Output the records below again, precisely as they are written.

Source data:
════════

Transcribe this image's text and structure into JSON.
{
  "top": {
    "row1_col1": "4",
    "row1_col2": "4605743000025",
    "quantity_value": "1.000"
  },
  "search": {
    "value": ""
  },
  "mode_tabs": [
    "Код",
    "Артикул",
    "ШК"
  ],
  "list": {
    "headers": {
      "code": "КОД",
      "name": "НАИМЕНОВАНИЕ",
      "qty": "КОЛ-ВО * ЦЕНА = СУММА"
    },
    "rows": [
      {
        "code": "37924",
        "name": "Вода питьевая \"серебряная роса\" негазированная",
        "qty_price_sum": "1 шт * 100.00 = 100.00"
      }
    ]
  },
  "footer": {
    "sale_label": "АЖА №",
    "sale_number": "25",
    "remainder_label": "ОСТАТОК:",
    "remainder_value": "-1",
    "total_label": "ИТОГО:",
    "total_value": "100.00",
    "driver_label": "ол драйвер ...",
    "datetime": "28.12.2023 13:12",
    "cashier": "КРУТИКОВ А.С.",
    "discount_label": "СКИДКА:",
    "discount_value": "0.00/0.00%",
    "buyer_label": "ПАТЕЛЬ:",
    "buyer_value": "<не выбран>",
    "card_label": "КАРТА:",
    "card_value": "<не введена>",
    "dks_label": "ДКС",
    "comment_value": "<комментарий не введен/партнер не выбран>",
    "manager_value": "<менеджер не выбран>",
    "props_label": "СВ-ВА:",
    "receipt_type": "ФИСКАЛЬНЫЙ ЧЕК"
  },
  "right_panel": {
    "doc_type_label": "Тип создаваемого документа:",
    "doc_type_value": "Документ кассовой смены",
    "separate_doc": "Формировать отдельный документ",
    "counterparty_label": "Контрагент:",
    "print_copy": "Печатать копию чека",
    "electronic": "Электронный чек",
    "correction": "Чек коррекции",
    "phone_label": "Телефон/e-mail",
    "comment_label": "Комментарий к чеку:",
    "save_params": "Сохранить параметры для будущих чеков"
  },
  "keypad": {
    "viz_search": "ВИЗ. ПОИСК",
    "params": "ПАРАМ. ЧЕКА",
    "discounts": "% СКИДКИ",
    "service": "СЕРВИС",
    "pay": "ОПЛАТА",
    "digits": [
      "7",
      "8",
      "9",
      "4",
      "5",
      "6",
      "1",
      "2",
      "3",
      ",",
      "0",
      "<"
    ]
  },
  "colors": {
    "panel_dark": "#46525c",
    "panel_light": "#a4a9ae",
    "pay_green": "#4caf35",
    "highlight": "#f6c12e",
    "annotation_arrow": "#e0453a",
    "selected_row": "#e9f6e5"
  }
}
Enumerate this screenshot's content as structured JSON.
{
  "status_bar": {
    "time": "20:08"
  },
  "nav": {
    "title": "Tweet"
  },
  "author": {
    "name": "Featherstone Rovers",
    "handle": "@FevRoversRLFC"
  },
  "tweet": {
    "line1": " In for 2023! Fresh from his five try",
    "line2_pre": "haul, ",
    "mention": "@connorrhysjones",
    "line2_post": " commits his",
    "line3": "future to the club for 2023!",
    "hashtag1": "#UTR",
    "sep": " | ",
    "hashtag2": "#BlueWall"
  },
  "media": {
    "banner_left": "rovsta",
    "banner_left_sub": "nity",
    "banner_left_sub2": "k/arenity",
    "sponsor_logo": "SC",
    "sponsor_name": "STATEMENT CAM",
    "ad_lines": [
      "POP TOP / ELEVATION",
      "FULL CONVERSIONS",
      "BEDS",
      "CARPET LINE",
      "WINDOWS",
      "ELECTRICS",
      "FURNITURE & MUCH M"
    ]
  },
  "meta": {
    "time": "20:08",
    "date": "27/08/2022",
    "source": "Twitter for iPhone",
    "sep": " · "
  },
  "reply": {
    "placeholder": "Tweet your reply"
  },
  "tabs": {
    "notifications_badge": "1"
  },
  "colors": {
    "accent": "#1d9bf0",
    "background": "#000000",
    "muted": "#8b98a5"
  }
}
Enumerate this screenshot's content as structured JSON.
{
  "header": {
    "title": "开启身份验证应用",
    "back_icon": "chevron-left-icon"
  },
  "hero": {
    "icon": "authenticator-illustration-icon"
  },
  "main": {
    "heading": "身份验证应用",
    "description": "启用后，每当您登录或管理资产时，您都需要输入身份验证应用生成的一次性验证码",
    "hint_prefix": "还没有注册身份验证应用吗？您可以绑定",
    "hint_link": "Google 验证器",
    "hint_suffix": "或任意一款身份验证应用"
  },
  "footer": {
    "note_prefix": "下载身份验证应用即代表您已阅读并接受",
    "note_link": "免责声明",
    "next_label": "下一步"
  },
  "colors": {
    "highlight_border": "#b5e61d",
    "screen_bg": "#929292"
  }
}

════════

Solution to the exercise:
Transcribe this image's text and structure into JSON.
{
  "top": {
    "row1_col1": "4",
    "row1_col2": "4605743000025",
    "quantity_value": "1.000"
  },
  "search": {
    "value": ""
  },
  "mode_tabs": [
    "Код",
    "Артикул",
    "ШК"
  ],
  "list": {
    "headers": {
      "code": "КОД",
      "name": "НАИМЕНОВАНИЕ",
      "qty": "КОЛ-ВО * ЦЕНА = СУММА"
    },
    "rows": [
      {
        "code": "37924",
        "name": "Вода питьевая \"серебряная роса\" негазированная",
        "qty_price_sum": "1 шт * 100.00 = 100.00"
      }
    ]
  },
  "footer": {
    "sale_label": "АЖА №",
    "sale_number": "25",
    "remainder_label": "ОСТАТОК:",
    "remainder_value": "-1",
    "total_label": "ИТОГО:",
    "total_value": "100.00",
    "driver_label": "ол драйвер ...",
    "datetime": "28.12.2023 13:12",
    "cashier": "КРУТИКОВ А.С.",
    "discount_label": "СКИДКА:",
    "discount_value": "0.00/0.00%",
    "buyer_label": "ПАТЕЛЬ:",
    "buyer_value": "<не выбран>",
    "card_label": "КАРТА:",
    "card_value": "<не введена>",
    "dks_label": "ДКС",
    "comment_value": "<комментарий не введен/партнер не выбран>",
    "manager_value": "<менеджер не выбран>",
    "props_label": "СВ-ВА:",
    "receipt_type": "ФИСКАЛЬНЫЙ ЧЕК"
  },
  "right_panel": {
    "doc_type_label": "Тип создаваемого документа:",
    "doc_type_value": "Документ кассовой смены",
    "separate_doc": "Формировать отдельный документ",
    "counterparty_label": "Контрагент:",
    "print_copy": "Печатать копию чека",
    "electronic": "Электронный чек",
    "correction": "Чек коррекции",
    "phone_label": "Телефон/e-mail",
    "comment_label": "Комментарий к чеку:",
    "save_params": "Сохранить параметры для будущих чеков"
  },
  "keypad": {
    "viz_search": "ВИЗ. ПОИСК",
    "params": "ПАРАМ. ЧЕКА",
    "discounts": "% СКИДКИ",
    "service": "СЕРВИС",
    "pay": "ОПЛАТА",
    "digits": [
      "7",
      "8",
      "9",
      "4",
      "5",
      "6",
      "1",
      "2",
      "3",
      ",",
      "0",
      "<"
    ]
  },
  "colors": {
    "panel_dark": "#46525c",
    "panel_light": "#a4a9ae",
    "pay_green": "#4caf35",
    "highlight": "#f6c12e",
    "annotation_arrow": "#e0453a",
    "selected_row": "#e9f6e5"
  }
}
Enumerate this screenshot's content as structured JSON.
{
  "status_bar": {
    "time": "20:08"
  },
  "nav": {
    "title": "Tweet"
  },
  "author": {
    "name": "Featherstone Rovers",
    "handle": "@FevRoversRLFC"
  },
  "tweet": {
    "line1": " In for 2023! Fresh from his five try",
    "line2_pre": "haul, ",
    "mention": "@connorrhysjones",
    "line2_post": " commits his",
    "line3": "future to the club for 2023!",
    "hashtag1": "#UTR",
    "sep": " | ",
    "hashtag2": "#BlueWall"
  },
  "media": {
    "banner_left": "rovsta",
    "banner_left_sub": "nity",
    "banner_left_sub2": "k/arenity",
    "sponsor_logo": "SC",
    "sponsor_name": "STATEMENT CAM",
    "ad_lines": [
      "POP TOP / ELEVATION",
      "FULL CONVERSIONS",
      "BEDS",
      "CARPET LINE",
      "WINDOWS",
      "ELECTRICS",
      "FURNITURE & MUCH M"
    ]
  },
  "meta": {
    "time": "20:08",
    "date": "27/08/2022",
    "source": "Twitter for iPhone",
    "sep": " · "
  },
  "reply": {
    "placeholder": "Tweet your reply"
  },
  "tabs": {
    "notifications_badge": "1"
  },
  "colors": {
    "accent": "#1d9bf0",
    "background": "#000000",
    "muted": "#8b98a5"
  }
}
Enumerate this screenshot's content as structured JSON.
{
  "header": {
    "title": "开启身份验证应用",
    "back_icon": "chevron-left-icon"
  },
  "hero": {
    "icon": "authenticator-illustration-icon"
  },
  "main": {
    "heading": "身份验证应用",
    "description": "启用后，每当您登录或管理资产时，您都需要输入身份验证应用生成的一次性验证码",
    "hint_prefix": "还没有注册身份验证应用吗？您可以绑定",
    "hint_link": "Google 验证器",
    "hint_suffix": "或任意一款身份验证应用"
  },
  "footer": {
    "note_prefix": "下载身份验证应用即代表您已阅读并接受",
    "note_link": "免责声明",
    "next_label": "下一步"
  },
  "colors": {
    "highlight_border": "#b5e61d",
    "screen_bg": "#929292"
  }
}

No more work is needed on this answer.